Before all that shameless office building and rule following, Glasslands was a much scrappier place, though even then, they were constantly trying to improve the experience for patrons. “I wanted something a little more legit so I could find some longevity,” says Ms. Baxter, who’d previously run a space around the corner called Glass House, “so I talked to the landlord and he gave me a different space in the same building.” With no investors and little capital, they took it one day at a time. “Every show, we’d make a little money and use that money to get better monitors, or put in a new toilet,” she recalls. “We bootstrapped it. We had a lot of support from the community, people who would come help us build.”
The creatively decorated venue hosted a slightly different scene than could be found on the Todd P circuit of noisy weirdness circa 2006, although there was overlap. Early events included painting parties, Valentine’s Day dinners co-hosted by Kyp Malone of TV On the Radio, and Jonathan Toubin’s now legendary Soul Clap and Dance-Off. “We wanted to create an experience for somebody to come out and be visually and musically stimulated,” says Ms. Baxter. “I hate seeing music with just a black box and a stage.” One night, the cops raided the club only to find everyone dressed up like members of the French Revolution.
“It used to be cool,” says Stalkers front man Andy Animal. “The last time I played there, the rehearsal room I used to hang out in to get away from it all turned into a fancy office where they made me fill out a W2 after my performance.” Paying your taxes is so not punk.
Mss. Baxter and Hu gravitated toward broadly appealing indie acts like MGMT, Chairlift and Yeasayer, many of whom were friends of theirs. Soon they were seeing lines down the block. As they prepared for the 2009 opening of their Greenpoint piano bar Manhattan Inn, they turned over most of the day-to-day booking duties to Messrs. Haykal and Rosenthal, whom Ms. Baxter describes as “kind of a unicorn in that they were young and enthusiastic, but also had their shit together and were responsible.” In 2012, Popgun bought the place from them and began booking events nearly seven nights a week.
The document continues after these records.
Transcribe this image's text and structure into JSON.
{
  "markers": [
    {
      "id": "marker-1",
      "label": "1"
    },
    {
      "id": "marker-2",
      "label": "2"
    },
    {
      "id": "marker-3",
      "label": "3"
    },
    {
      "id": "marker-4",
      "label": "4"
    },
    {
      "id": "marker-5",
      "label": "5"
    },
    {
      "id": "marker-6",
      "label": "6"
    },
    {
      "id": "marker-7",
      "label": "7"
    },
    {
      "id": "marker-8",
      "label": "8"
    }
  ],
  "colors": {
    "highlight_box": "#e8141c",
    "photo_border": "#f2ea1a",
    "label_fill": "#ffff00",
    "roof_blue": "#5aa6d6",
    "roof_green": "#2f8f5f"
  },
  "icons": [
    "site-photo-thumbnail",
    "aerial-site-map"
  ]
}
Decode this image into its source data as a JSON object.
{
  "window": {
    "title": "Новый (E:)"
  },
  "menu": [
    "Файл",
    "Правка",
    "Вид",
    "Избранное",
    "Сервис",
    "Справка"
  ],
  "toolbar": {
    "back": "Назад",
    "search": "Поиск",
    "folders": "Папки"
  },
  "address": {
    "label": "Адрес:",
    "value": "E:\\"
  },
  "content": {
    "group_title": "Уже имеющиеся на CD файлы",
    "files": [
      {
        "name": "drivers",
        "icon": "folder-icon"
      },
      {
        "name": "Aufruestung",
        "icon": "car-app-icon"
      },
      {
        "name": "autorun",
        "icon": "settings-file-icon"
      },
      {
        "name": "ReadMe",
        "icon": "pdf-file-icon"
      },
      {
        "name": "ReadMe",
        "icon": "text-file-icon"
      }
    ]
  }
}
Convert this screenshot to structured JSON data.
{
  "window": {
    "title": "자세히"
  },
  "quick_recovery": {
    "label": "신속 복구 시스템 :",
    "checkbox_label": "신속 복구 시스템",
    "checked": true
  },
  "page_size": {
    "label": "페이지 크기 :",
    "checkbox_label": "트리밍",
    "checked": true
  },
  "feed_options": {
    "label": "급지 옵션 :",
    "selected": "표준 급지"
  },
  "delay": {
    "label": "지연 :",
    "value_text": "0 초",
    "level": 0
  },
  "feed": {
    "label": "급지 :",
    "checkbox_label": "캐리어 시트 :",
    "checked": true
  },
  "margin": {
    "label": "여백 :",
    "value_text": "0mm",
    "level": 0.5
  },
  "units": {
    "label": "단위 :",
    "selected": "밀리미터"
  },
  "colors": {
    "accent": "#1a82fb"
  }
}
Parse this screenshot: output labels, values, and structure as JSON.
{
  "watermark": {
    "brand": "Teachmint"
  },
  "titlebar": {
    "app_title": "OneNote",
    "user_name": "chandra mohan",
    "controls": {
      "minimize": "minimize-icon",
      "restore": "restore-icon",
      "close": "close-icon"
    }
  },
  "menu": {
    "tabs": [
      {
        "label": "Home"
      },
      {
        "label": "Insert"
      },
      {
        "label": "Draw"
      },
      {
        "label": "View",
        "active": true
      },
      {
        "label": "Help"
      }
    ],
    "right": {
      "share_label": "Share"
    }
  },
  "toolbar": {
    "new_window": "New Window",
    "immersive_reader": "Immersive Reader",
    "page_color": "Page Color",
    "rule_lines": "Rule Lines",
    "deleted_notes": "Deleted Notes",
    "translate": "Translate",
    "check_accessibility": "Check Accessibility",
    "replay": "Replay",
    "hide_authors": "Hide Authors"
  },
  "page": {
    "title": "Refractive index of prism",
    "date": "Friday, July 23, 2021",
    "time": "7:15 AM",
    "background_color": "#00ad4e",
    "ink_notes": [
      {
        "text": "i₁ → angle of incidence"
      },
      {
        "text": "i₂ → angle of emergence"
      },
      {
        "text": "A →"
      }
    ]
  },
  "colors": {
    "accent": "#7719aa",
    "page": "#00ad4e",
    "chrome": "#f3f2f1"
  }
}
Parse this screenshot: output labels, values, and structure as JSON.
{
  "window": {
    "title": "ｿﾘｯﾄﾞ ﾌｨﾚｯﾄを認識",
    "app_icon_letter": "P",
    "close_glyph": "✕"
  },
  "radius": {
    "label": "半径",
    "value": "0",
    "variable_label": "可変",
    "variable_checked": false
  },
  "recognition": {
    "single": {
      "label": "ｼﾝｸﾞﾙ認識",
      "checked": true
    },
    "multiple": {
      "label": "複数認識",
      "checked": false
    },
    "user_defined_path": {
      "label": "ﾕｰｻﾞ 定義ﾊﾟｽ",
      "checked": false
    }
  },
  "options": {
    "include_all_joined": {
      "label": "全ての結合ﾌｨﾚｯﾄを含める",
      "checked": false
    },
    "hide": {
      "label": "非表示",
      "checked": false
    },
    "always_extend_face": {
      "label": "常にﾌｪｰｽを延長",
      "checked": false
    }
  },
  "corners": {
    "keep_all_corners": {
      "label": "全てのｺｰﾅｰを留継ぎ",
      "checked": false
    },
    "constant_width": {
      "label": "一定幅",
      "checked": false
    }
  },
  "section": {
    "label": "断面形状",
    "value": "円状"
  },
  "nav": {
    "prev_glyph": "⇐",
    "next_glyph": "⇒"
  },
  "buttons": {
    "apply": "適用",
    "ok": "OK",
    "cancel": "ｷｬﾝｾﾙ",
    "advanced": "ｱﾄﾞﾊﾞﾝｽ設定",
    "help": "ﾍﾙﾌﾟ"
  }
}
Boldface names included Franz Ferdinand, Das Racist, Xiu Xiu, Big Freedia, and most infamously, Lana Del Rey. They recently hosted a tongue-in-cheek funeral for the neighborhood.
The club’s new owners say their employees, most of whom stayed on after the sale, were instrumental in retaining some of the original vibe. “They’re the biggest part that makes it what it is,” says Mr. Rosenthal. “Glasslands could look the way it does, but if the staff didn’t give a shit about customers and bands, Glasslands wouldn’t be Glasslands.” That includes former doorman Johnny Coolati, who plays in local metal band Call of the Wild and is instantly recognizable by his long, blonde hair and leather jacket, and longtime bar manager Cameron Hull, a tall and serious fellow who plays in the band Suckers.
The final event will be a New Year’s Eve blowout featuring four secret guests, and while the Popgun guys are sad, they’re looking forward to the future. “We’ve got a lot of things in the works for next year, not all of which we can talk about,” says Mr. Rosenthal. (Ms. Baxter says they’re opening up a new venue in Bushwick.) “We’re gonna be hard at work and we’re kind of at peace with it … it’s not really in our nature to throw a big screaming fit about things you can’t control.” Maybe longtime patrons are simply following suit.
Toward the end of Crocodiles’ set, Mr. Welchez posed a question: “Does anyone care if I cry? Is it wrong for a man to cry? If it’s wrong, I don’t want to be right,” he said it with a smile on his face. Then he invited everyone up onstage to dance.